Skip to content

Howitt Park educational walkthrough draws dozens on Saturday

The Guelph Outdoor School hosted dozens of people on Saturday for an education walkthrough of Howitt Park

Dozens of history and nature enthusiasts gathered at Howitt Park on Saturday for a family-friendly event hosted by local naturalists and Guelph Outdoor School instructors Ciana Hamilton and Byron Murray.

The 90-minute event drew crowds to the park as Hamilton and Murray described the rich biodiversity and the historical significance diverse ecosystems play in shaping the flora and fauna of the area.

“We’re hoping to get folks out on the land, exploring the wild spaces that are there while talking about the different trees and plants, and just chatting about the biodiversity that’s alive and well in Howitt Park,” said Hamilton.

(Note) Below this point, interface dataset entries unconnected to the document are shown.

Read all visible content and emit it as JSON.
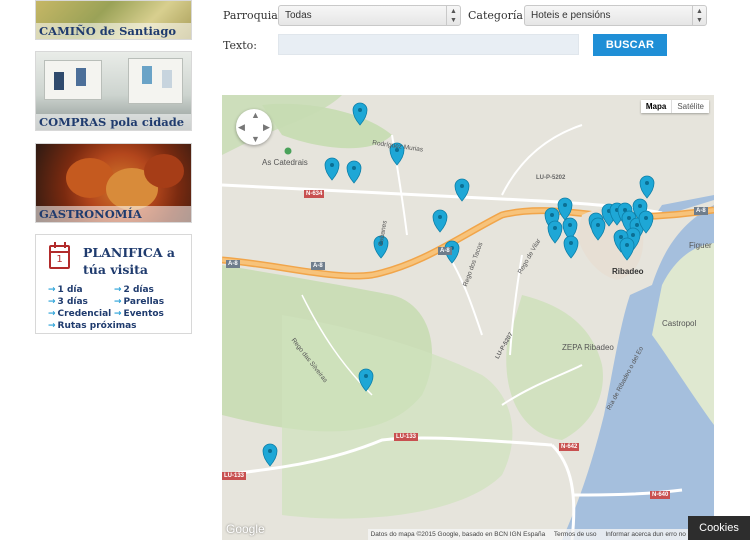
{
  "sidebar": {
    "promos": [
      {
        "label": "CAMIÑO de Santiago"
      },
      {
        "label": "COMPRAS pola cidade"
      },
      {
        "label": "GASTRONOMÍA"
      }
    ],
    "planifica": {
      "title": "PLANIFICA a túa visita",
      "calendar_number": "1",
      "links": [
        "1 día",
        "2 días",
        "3 días",
        "Parellas",
        "Credencial",
        "Eventos",
        "Rutas próximas"
      ]
    }
  },
  "filters": {
    "parroquia_label": "Parroquia:",
    "parroquia_value": "Todas",
    "categoria_label": "Categoría:",
    "categoria_value": "Hoteis e pensións",
    "texto_label": "Texto:",
    "texto_value": "",
    "search_button": "BUSCAR"
  },
  "map": {
    "type_controls": {
      "map": "Mapa",
      "satellite": "Satélite"
    },
    "place_labels": {
      "catedrais": "As Catedrais",
      "ribadeo": "Ribadeo",
      "castropol": "Castropol",
      "figueres": "Figuer",
      "zepa": "ZEPA Ribadeo"
    },
    "street_labels": [
      "Rodríguez Murias",
      "Rego dos Tacos",
      "Rego de Vilar",
      "Cabanes",
      "Rego das Silveiras",
      "Ría de Ribadeo o del Eo"
    ],
    "road_labels": [
      "N-634",
      "A-8",
      "A-8",
      "A-8",
      "LU-P-5202",
      "LU-P-5207",
      "LU-133",
      "N-642",
      "N-640",
      "LU-133",
      "A-8"
    ],
    "attribution": [
      "Datos do mapa ©2015 Google, basado en BCN IGN España",
      "Termos de uso",
      "Informar acerca dun erro no mapa"
    ],
    "google_logo": "Google",
    "marker_color": "#1ea7d6"
  },
  "cookies_button": "Cookies"
}
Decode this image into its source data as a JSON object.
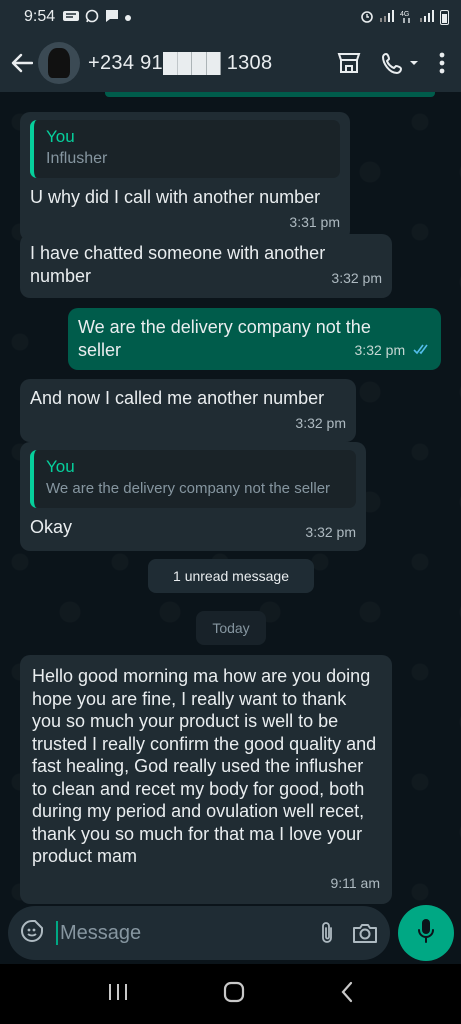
{
  "status_bar": {
    "time": "9:54",
    "icons_left": [
      "notification-icon",
      "whatsapp-icon",
      "message-icon",
      "dot-icon"
    ],
    "icons_right": [
      "alarm-icon",
      "signal-icon",
      "4g-icon",
      "signal-icon",
      "battery-icon"
    ]
  },
  "header": {
    "contact_name": "+234 91████ 1308"
  },
  "messages": [
    {
      "direction": "in",
      "quote": {
        "name": "You",
        "text": "Influsher"
      },
      "text": "U why did I call with another number",
      "time": "3:31 pm"
    },
    {
      "direction": "in",
      "text": "I have chatted someone with another number",
      "time": "3:32 pm"
    },
    {
      "direction": "out",
      "text": "We are the delivery company not the seller",
      "time": "3:32 pm",
      "status": "read"
    },
    {
      "direction": "in",
      "text": "And now I called me another number",
      "time": "3:32 pm"
    },
    {
      "direction": "in",
      "quote": {
        "name": "You",
        "text": "We are the delivery company not the seller"
      },
      "text": "Okay",
      "time": "3:32 pm"
    },
    {
      "direction": "in",
      "text": "Hello good morning ma how are you doing hope you are fine, I really want to thank you so much your product is well to be trusted I really confirm the good quality and fast healing, God really used the influsher to clean and recet my body for  good, both during my period and ovulation well recet, thank you so much for that ma I love your product mam",
      "time": "9:11 am"
    }
  ],
  "unread_label": "1 unread message",
  "date_label": "Today",
  "composer": {
    "placeholder": "Message"
  },
  "colors": {
    "accent": "#00a884",
    "incoming_bubble": "#202c33",
    "outgoing_bubble": "#005c4b",
    "read_ticks": "#53bdeb"
  }
}
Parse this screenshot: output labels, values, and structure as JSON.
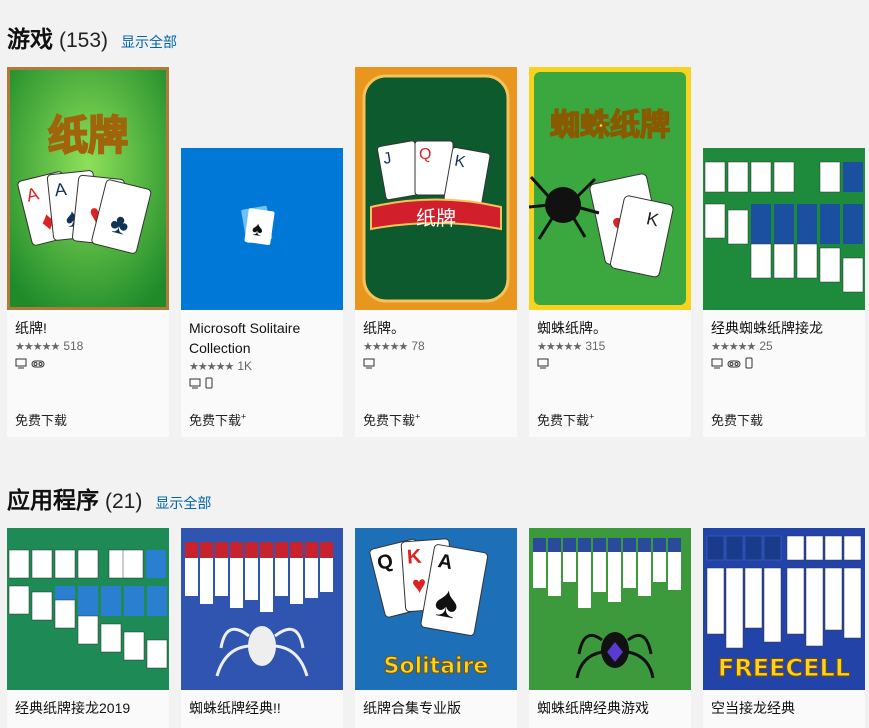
{
  "games": {
    "title": "游戏",
    "count": "(153)",
    "show_all": "显示全部",
    "items": [
      {
        "name": "纸牌!",
        "stars": "★★★★★",
        "reviews": "518",
        "devices": [
          "pc-icon",
          "vr-headset-icon"
        ],
        "price": "免费下载",
        "price_mark": "",
        "tile_text": "纸牌"
      },
      {
        "name": "Microsoft Solitaire Collection",
        "stars": "★★★★★",
        "reviews": "1K",
        "devices": [
          "pc-icon",
          "phone-icon"
        ],
        "price": "免费下载",
        "price_mark": "+"
      },
      {
        "name": "纸牌。",
        "stars": "★★★★★",
        "reviews": "78",
        "devices": [
          "pc-icon"
        ],
        "price": "免费下载",
        "price_mark": "+",
        "tile_text": "纸牌"
      },
      {
        "name": "蜘蛛纸牌。",
        "stars": "★★★★★",
        "reviews": "315",
        "devices": [
          "pc-icon"
        ],
        "price": "免费下载",
        "price_mark": "+",
        "tile_text": "蜘蛛纸牌"
      },
      {
        "name": "经典蜘蛛纸牌接龙",
        "stars": "★★★★★",
        "reviews": "25",
        "devices": [
          "pc-icon",
          "vr-headset-icon",
          "phone-icon"
        ],
        "price": "免费下载",
        "price_mark": ""
      }
    ]
  },
  "apps": {
    "title": "应用程序",
    "count": "(21)",
    "show_all": "显示全部",
    "items": [
      {
        "name": "经典纸牌接龙2019"
      },
      {
        "name": "蜘蛛纸牌经典!!"
      },
      {
        "name": "纸牌合集专业版",
        "tile_text": "Solitaire"
      },
      {
        "name": "蜘蛛纸牌经典游戏"
      },
      {
        "name": "空当接龙经典",
        "tile_text": "FREECELL"
      }
    ]
  },
  "colors": {
    "accent": "#0063b1",
    "msc_blue": "#0078d7",
    "felt_green": "#1e8a3c"
  }
}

The turnout, which organizers said was a surprise to them, and even had Murray saying this was the largest crowd he has spoken to, was filled with families eager to learn the history of Howitt Park and how the current ecosystem was growing toward a return to the natural state that existed before human interference.

Keeping the meetup casual, the goal was to answer questions from participants and get them excited and question their role in the ecosystem and how their lives intertwine with the ecosystems they interact with on a daily basis.

Murray held multiple small sessions during which he would speak to species of trees in the area and how their growth can be used as a signal to the health of the environment, and how past interference from human activity has shaped the current landscape.

Organizers encouraged those in attendance to share their experiences in the park, up to including if they have a favourite tree for any reason special to them.

Murray told those in attendance the history of the area, including the glaciation periods and how the landscapes was scarred and formed as the glacier retreated.

Referencing the now closed quarry the area once held, Murray said the current landscape still bears the quarry's history from when stones were mined, structures were built and the building of the still present railway embankments.

The current flora, which consists of different species of Aspen trees, is an indicator of the contaminants still held in the soil and the need for nature to scrub the land to allow for the tertiary growth of hardwood trees.

Organizers kept the event flexible, allowing for the areas of interest expressed by those in attendance to be drawn out with all questions answered before moving on to the next section.

Chatting about the work the Guelph Outdoor School does, and how it intersects with Guelph’s natural and wild spaces, Hamilton said events like these can begin the journey for kids to get excited about the environment and let’s curiosity and wondering take over.


Daniel Caudle

About the Author: Daniel Caudle

Daniel Caudle is a journalist who covers Guelph and area
Read more